The legend of Mike “Dream” Francisco was repainted al fresco at this past Saturday’s Dream Day. An afternoon-long celebration of the aerosol arts and cultural hip-hop, the event was a heartwarming tribute to the TDK Crew member and graffiti-writing pioneer, an inspirational figure and community mainstay, tragically murdered in 2000. This year’s event marked 15 years since Dream passed, yet his memory—and legacy—seem stronger than ever. Not only was this the 5th annual Dream Day, but also the second straight year at its current location, the Greenpeace Yard on 7th St. in West Oakland. The continuity was a nice touch; several of last year’s Dream tributes, including a huge central wall, remained up, while newer pieces were worked on throughout the day.
Dream Day has become a much-anticipated event for Oakland’s cultural hip-hop community, and one which cements the important role aerosol writing plays in it. It’s a day where graf veterans and newbies alike mingle and paint openly during the daytime—a cultural, sometimes-illegal, practice usually held under cover of nightfall in clandestine locations. It’s also somewhat of a High Holy Day for the still-active TDK members, with near-religious significance. And it’s a day where OG rappers, DJs and breakers perform live and maintain their community standing, transmitting authenticity to a new generation, most of whom were drawing with crayons in preschool when Dream and his peers were putting Oakland on the aerosol art map.

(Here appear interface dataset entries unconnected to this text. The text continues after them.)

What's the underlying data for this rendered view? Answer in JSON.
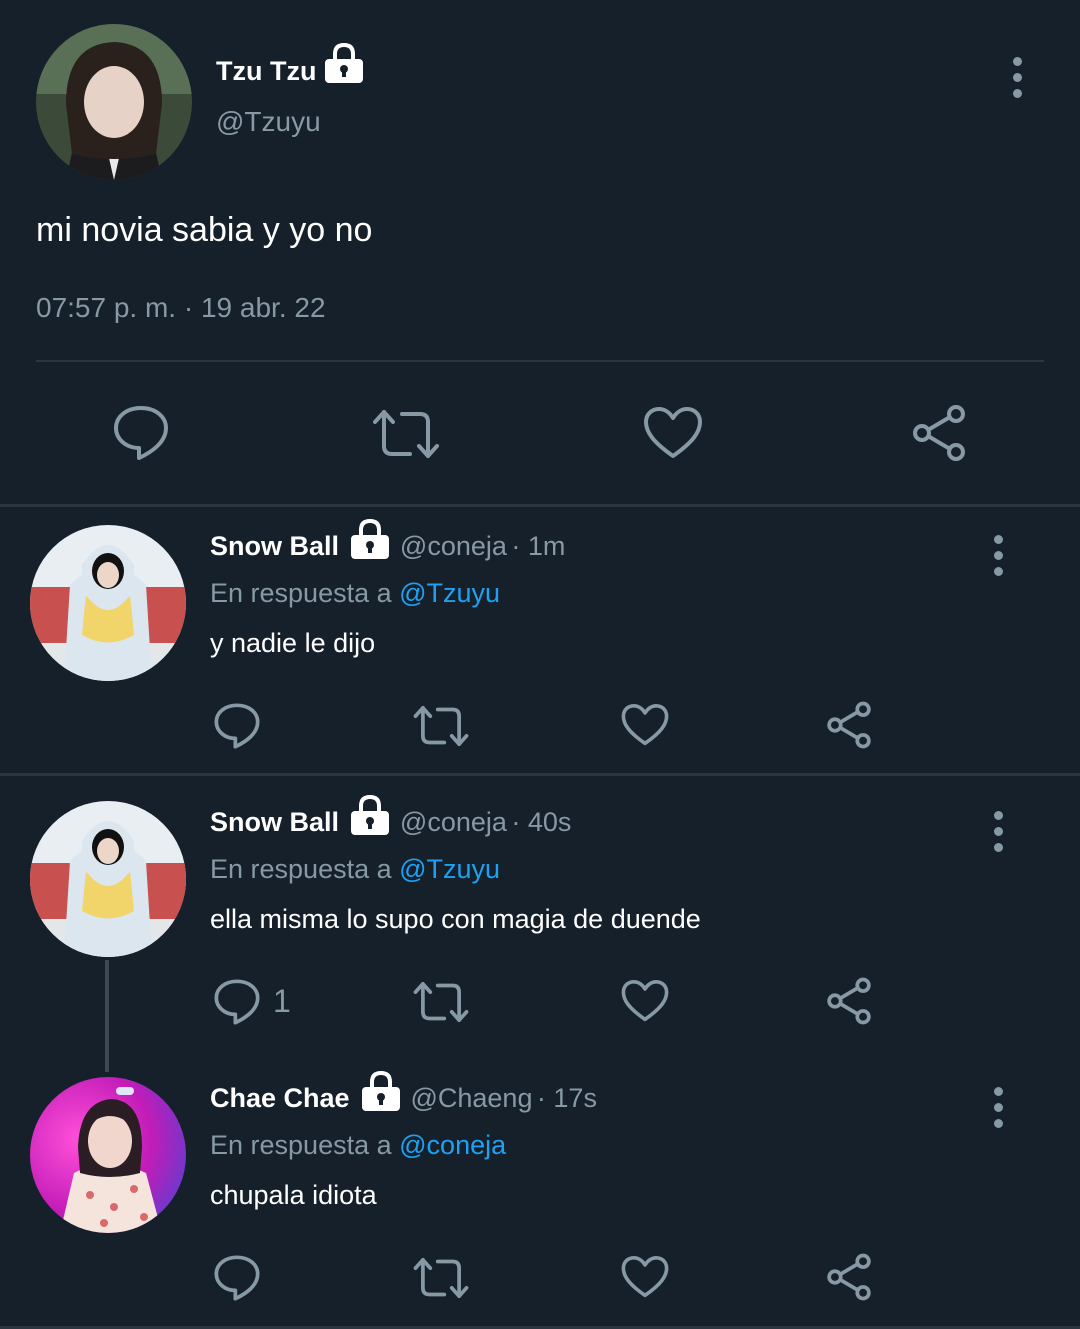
{
  "main_tweet": {
    "display_name": "Tzu Tzu",
    "handle": "@Tzuyu",
    "text": "mi novia sabia y yo no",
    "timestamp": "07:57 p. m. · 19 abr. 22",
    "actions": [
      "reply-icon",
      "retweet-icon",
      "like-icon",
      "share-icon"
    ]
  },
  "replies": [
    {
      "display_name": "Snow Ball",
      "handle": "@coneja",
      "time": "· 1m",
      "reply_prefix": "En respuesta a",
      "reply_to": "@Tzuyu",
      "text": "y nadie le dijo",
      "reply_count": ""
    },
    {
      "display_name": "Snow Ball",
      "handle": "@coneja",
      "time": "· 40s",
      "reply_prefix": "En respuesta a",
      "reply_to": "@Tzuyu",
      "text": "ella misma lo supo con magia de duende",
      "reply_count": "1"
    },
    {
      "display_name": "Chae Chae",
      "handle": "@Chaeng",
      "time": "· 17s",
      "reply_prefix": "En respuesta a",
      "reply_to": "@coneja",
      "text": "chupala idiota",
      "reply_count": ""
    }
  ],
  "colors": {
    "background": "#15202b",
    "muted": "#8899a6",
    "link": "#1da1f2",
    "divider": "#2b3640"
  }
}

The unquestioned highlight of the afternoon was an emotional appearance by Saafir, the legendary rapper and Hobo Junction member who’s been confined to a wheelchair for the last few years due to health reasons. Saafir was originally scheduled to perform, but alas, his health didn’t permit that. Still, he snuck away from the clinic he’s undergoing treatment (for spinal cancer) for a few precious moments to address the crowd. Afterwards, he was swarmed by well-wishers and posed for a pic with Dream’s son Akil.
Besides viewing a yard full of Dream-themed murals and murals-in-progress, late-arriving attendees were treated to an amazing set by DJ Apollo (TripleThreat/Invisible Skratch Picklz), who threw down hip-hop and breakbeat classic after classic, in turn inspiring veteran Pinoy hip-hop crew Knuckle Neck Tribe (KNT) and other b-boys and b-girls, to pop, lock, strut, show off footwork, and bust headspins and freezes. When you’re watching guys in their 30s and 40s breakdance, you know it’s a good afternoon. More than one person remarked that the spectacle made them think they were in the Bronx, circa 1984 – a good look for Oakland in 2015.
Other highlights were provided by Nump and Equipto, two veteran Bay Area emcees who had nothing but love for Dream. Nump dedicated a song, “Be Like Mike,” to Dream, performed his hyphy-era classic “I Got Grapes,” and said “yadadamean” frequently, to the crowd’s delight. He also brought out special guests J-Boog and Mac Mall during his set, who performed their hits “Let’s Do It Again” and “Sic Wit Tis,” respectively. Equipto, meanwhile, came to spit bars. The original Bored Stiff member showed why his lyrical rep has remained strong among the region’s indie rap scene for two decades. Zion-I’s Zumbi Zoom also rocked the mic, with a rendition of the now-classic “Don’t Lose Your Head.” Also spotted in the crowd: The Grouch (Living Legends/G&E), Pep Love (Hieroglyphics), and DJ Platurn (45 Sessions/Oakland Faders).
The maturation of the Bay’s hip-hop and aerosol scene was evident from the fact that many attendees brought their kids. Still, there was plenty of adult fun to be had, including a beverage stand which served up cold brews and sangria. Other nourishment was provided by lumpia and chicken from the Lucky Three Seven Filipino food truck.
Along with Hiero Day, Dream Day has become one of the most reverential days of the year for Oakland’s hip-hop community. Its significance was apparent even to those who have no personal memories of Dream, a stellar artist and style master who was an even better person in real life. The cultural ritual of honoring the ancestors who walked before us is a longstanding one, but one which happens too-infrequently in hip-hop. But to see Akil—who was only a baby when the first benefit event honoring Dream was thrown in San Francisco some fourteen years ago—grow into a tall young man, strapping with pride and confidence, not only portends hope for the next generation, but validates the efforts of event organizer Marty “Willie Maze” Aranaydo and the TDK Crew. They’ve taken up Dream’s name like a patron saint of authentic hip-hop, which of course he is. All these years, they’ve nurtured his legacy, refusing to let it fade. In the process, they’ve kept the cultural heart of Oakland hip-hop beating.